(The writer is a Reuters columnist. The opinions expressed are
his own. For more from Mark Miller, see link.reuters.com/qyk97s)
By Mark Miller
CHICAGO, November 16 The rising cost of Medicare
premiums will take a bigger bite out of seniors' wallets next
year - but the amount will be smaller than was predicted by a
federal government forecast earlier this year.
The monthly premium for Medicare Part B (outpatient
services) will jump 5 percent in 2013 to $104.90, the Centers
for Medicare & Medicaid Services announced on Friday. The
increase -- which amounts to $5 instead of the $9 that had been
predicted by the trustees of the Medicare program -- will
consume part of the already-small Social Security cost-of-living
adjustment next year for middle class recipients.
CMS also said the annual Part B deductible will rise $7 to
$147, and that the Part A (hospitalization) deductible will be
$1,184, a $28 increase.
High-income seniors, who already pay steep surcharges on top
of the standard premium, will see additional hikes ranging from
$42 to $230.80 per month.
A $5 increase in premiums may not sound like a big deal. But
it comes at a time when Washington is gearing up for "fiscal
cliff" negotiations that could lead to further squeezes on
seniors in the form of more Medicare cost-shifting or smaller
Social Security COLAs.
For less-wealthy recipients, the changes will be felt in the
form of a smaller-than expected Social Security benefit
increase. The Social Security COLA next year is 1.7 percent.
After the Part B premium is deducted, a senior with a $1,000
monthly benefit will receive a net increase of $12, or 1.2
percent. For someone with a $2,000 monthly benefit, the net
increase will be $29, or 1.45 percent.
The lower-than-expected Part B premium hike means that the
vast majority of retirees (those with monthly benefits over
$300) will receive at least some COLA next year.
Social Security Administration data shows that fewer than 3
percent have benefits below that level. Those in that category
are protected by a "hold harmless" provision of federal law that
prevents benefits from falling from year to year for anyone
whose premium is auto-deducted from benefits. That means their
Medicare premium cannot rise by a greater amount than the COLA.
That provision does not apply to high-earning recipients or
to people who are signing up for Medicare for the first time in
2013. Seniors who earn so little and have so little that they
qualify for Medicaid (and Medicare) are not affected, because
their premiums are paid by their state programs.
HIGH EARNERS WILL SEE BIG INCREASES
Seniors with annual ordinary income over $85,000 (single
filers) or $170,000 (joint filers) pay the full 5 percent Part B
increase, plus surcharges that go up as income rises. Their
total Part B monthly premiums will range from $146.90 to a
whopping $335.70 per month for the wealthiest seniors.
High-income seniors also pay surcharges on their Part D
prescription drug plans.
Very few seniors have enough income to trigger the
surcharges - after all, most of them are retired. But their
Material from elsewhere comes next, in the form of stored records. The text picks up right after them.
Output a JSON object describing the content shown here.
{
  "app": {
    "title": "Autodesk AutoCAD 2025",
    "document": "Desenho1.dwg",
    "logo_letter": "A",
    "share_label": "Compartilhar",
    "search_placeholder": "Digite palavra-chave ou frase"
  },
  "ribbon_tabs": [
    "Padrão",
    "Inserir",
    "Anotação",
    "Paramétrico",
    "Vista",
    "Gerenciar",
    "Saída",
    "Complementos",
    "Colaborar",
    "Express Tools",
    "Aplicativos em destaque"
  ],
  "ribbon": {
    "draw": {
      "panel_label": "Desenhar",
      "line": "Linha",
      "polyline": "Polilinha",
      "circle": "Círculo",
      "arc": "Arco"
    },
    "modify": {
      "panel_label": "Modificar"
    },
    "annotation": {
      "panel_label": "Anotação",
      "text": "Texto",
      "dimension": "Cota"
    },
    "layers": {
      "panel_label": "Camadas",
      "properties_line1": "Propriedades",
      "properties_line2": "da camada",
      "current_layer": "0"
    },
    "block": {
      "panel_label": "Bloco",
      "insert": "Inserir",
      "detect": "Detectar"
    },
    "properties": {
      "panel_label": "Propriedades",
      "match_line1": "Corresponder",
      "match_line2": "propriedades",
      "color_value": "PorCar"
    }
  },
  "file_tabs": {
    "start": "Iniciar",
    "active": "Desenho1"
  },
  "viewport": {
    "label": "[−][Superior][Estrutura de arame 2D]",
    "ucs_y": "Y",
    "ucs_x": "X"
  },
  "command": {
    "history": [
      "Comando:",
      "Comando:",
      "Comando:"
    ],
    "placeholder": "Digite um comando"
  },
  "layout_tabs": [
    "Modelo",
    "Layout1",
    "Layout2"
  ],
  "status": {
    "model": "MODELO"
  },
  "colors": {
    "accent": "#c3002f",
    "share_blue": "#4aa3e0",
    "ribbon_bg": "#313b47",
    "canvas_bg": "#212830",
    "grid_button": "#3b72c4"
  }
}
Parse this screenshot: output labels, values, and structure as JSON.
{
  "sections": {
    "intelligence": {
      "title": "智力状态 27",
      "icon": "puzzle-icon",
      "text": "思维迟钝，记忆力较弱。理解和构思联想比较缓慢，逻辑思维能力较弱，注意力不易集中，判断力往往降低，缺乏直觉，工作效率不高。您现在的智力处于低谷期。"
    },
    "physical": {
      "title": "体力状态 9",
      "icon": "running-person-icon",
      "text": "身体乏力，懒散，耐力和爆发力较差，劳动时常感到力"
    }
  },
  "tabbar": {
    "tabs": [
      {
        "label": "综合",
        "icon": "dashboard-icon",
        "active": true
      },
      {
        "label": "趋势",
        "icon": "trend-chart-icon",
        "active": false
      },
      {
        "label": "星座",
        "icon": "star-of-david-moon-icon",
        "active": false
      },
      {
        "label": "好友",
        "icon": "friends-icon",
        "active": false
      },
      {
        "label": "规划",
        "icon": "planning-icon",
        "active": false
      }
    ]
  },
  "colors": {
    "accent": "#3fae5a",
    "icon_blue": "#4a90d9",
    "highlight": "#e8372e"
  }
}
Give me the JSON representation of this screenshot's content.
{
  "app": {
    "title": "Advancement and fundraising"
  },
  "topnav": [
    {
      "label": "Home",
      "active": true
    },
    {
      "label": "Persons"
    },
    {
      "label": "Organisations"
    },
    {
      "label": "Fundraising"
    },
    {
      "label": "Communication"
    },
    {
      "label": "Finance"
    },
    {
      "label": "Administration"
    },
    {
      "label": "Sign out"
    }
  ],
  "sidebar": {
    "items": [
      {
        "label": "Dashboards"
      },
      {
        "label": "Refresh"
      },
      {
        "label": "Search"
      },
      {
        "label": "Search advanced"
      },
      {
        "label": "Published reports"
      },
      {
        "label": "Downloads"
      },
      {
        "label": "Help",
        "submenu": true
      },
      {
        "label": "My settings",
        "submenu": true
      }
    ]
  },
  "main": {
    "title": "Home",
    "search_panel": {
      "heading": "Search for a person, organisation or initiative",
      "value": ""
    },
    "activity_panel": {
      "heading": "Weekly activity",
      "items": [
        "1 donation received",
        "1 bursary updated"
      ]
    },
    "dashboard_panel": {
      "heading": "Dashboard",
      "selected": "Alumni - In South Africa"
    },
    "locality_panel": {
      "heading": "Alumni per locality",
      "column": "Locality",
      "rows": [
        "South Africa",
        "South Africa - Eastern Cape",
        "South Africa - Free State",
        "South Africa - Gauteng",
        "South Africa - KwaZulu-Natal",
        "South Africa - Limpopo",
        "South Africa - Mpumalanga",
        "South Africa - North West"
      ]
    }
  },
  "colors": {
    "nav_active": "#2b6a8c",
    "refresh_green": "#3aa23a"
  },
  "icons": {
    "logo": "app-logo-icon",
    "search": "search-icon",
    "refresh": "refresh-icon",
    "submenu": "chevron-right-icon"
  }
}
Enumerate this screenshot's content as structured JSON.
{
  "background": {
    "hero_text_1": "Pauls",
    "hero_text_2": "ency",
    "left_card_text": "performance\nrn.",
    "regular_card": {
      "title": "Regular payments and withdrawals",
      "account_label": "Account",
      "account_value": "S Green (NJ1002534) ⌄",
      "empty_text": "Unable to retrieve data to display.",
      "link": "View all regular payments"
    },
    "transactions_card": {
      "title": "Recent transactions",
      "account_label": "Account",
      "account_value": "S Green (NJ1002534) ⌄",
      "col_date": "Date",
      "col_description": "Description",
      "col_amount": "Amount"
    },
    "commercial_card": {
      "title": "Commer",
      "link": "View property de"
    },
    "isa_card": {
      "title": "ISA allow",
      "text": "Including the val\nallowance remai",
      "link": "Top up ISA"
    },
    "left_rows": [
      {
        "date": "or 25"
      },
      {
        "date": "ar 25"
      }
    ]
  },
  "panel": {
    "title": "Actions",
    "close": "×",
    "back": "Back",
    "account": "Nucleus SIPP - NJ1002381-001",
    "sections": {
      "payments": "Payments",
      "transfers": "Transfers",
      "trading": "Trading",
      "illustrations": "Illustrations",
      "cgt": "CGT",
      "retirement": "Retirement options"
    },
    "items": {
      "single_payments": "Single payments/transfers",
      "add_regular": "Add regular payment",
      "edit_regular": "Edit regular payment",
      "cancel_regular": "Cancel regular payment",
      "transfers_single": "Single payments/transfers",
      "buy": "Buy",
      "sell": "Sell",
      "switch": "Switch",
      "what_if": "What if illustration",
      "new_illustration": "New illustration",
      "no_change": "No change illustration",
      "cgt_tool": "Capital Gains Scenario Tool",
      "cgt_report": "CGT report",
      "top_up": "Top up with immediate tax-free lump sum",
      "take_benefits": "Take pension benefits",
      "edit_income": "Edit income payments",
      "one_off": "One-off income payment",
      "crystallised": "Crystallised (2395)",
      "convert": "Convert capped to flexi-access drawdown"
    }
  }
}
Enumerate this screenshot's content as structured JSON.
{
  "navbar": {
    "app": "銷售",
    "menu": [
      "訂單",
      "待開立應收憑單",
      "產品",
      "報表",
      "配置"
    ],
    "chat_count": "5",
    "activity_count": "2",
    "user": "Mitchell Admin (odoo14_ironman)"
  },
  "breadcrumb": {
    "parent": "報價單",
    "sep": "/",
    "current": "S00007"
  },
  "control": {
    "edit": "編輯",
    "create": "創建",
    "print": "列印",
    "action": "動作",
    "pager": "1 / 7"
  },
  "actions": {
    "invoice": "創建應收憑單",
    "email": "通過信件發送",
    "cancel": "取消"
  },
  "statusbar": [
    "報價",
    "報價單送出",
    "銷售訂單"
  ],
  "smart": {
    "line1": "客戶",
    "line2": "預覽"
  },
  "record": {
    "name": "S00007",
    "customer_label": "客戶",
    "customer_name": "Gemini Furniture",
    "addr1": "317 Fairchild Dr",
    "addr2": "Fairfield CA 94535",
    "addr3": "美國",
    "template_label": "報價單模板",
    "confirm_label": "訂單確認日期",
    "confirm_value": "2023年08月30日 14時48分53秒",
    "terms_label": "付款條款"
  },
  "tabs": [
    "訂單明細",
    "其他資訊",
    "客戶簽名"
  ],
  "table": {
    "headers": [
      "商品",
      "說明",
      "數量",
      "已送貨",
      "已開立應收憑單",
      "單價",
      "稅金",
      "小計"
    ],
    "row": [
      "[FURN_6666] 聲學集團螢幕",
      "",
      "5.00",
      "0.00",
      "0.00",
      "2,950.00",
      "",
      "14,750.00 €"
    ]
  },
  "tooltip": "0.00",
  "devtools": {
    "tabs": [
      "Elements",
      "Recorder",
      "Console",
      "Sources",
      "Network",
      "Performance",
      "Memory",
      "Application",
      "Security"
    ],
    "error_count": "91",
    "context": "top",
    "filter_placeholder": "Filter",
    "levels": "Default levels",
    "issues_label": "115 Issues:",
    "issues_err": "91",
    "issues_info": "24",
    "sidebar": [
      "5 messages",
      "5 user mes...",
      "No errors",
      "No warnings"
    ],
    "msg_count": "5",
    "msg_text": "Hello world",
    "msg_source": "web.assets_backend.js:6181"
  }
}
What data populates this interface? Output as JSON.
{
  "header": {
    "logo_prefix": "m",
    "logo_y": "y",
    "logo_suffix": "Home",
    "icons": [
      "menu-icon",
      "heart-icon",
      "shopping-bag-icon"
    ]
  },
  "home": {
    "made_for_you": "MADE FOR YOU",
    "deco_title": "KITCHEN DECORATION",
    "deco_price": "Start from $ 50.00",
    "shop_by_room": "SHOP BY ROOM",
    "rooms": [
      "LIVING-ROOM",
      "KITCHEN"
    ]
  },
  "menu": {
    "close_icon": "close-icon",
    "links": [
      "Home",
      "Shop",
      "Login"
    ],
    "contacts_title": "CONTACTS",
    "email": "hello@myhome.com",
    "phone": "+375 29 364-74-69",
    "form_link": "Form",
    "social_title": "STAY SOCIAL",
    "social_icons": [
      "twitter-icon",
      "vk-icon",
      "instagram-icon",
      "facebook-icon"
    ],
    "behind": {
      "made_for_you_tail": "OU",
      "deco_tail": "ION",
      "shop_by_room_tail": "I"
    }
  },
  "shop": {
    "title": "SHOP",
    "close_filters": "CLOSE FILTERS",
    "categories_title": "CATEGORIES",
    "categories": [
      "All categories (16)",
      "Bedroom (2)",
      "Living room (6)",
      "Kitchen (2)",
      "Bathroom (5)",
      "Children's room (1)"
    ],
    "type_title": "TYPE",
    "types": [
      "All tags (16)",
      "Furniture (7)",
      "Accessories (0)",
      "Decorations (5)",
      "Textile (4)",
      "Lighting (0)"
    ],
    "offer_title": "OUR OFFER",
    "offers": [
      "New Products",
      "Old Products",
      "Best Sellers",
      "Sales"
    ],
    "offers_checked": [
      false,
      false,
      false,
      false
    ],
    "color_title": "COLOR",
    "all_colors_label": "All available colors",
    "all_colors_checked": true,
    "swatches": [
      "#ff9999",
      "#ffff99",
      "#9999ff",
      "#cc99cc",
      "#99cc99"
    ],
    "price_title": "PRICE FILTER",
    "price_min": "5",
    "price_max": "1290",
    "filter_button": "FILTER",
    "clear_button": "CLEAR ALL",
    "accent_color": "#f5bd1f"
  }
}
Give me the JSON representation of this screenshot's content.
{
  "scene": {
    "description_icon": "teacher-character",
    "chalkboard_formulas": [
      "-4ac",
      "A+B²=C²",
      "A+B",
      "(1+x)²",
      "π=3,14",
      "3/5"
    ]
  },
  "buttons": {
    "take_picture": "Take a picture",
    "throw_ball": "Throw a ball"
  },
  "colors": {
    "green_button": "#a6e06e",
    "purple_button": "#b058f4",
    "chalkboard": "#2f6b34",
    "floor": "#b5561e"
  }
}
numbers are increasing as more older Americans keep working past
the traditional retirement age - and with growing talk about
"means testing" Medicare, it's worth keeping in mind that
wealthy seniors already are paying substantially more.
The Social Security Administration determines who pays the
premium surcharge using recent tax returns. Eligibility is
determined on the basis of a measure called "modified adjusted
gross income," or MAGI. That is the total of adjusted gross
income (typically including a portion of Social Security
benefits) and tax-exempt interest income. If your MAGI is higher
than the income threshold, you'll get a letter from the SSA
telling you what your premium will be, including the surcharge.
You can challenge the surcharge determination if your
financial circumstances have changed since the 2011 tax return
was filed. Examples include an income decline, or a change in
marital status. More information on challenging the surcharge is
available at the Social Security Administration website (here#a0=4).
For the long term, recipients can consider tax strategies to
help keep them underneath the surcharge trigger. One option is
to take withdrawals from a Roth individual retirement account.
They are not counted in Social Security's definition of taxable
income. You can also alternate withdrawals from taxable accounts
and non-taxable accounts so that you don't have to pay the
surcharge every year.
Senior advocates expressed relief that Medicare premiums did
not rise more - but noted that the long-range trend has been
"It's good to hear that Part B premiums didn't increase as
much as initially forecast," said Mary Johnson, policy analyst
for The Senior Citizens League. "Still, the Part B premium has
increased 130 percent since 2000 - that's almost as fast as the
growth in gasoline prices."
(Follow us @ReutersMoney or here.
Editing by Linda Stern and Dan Grebler)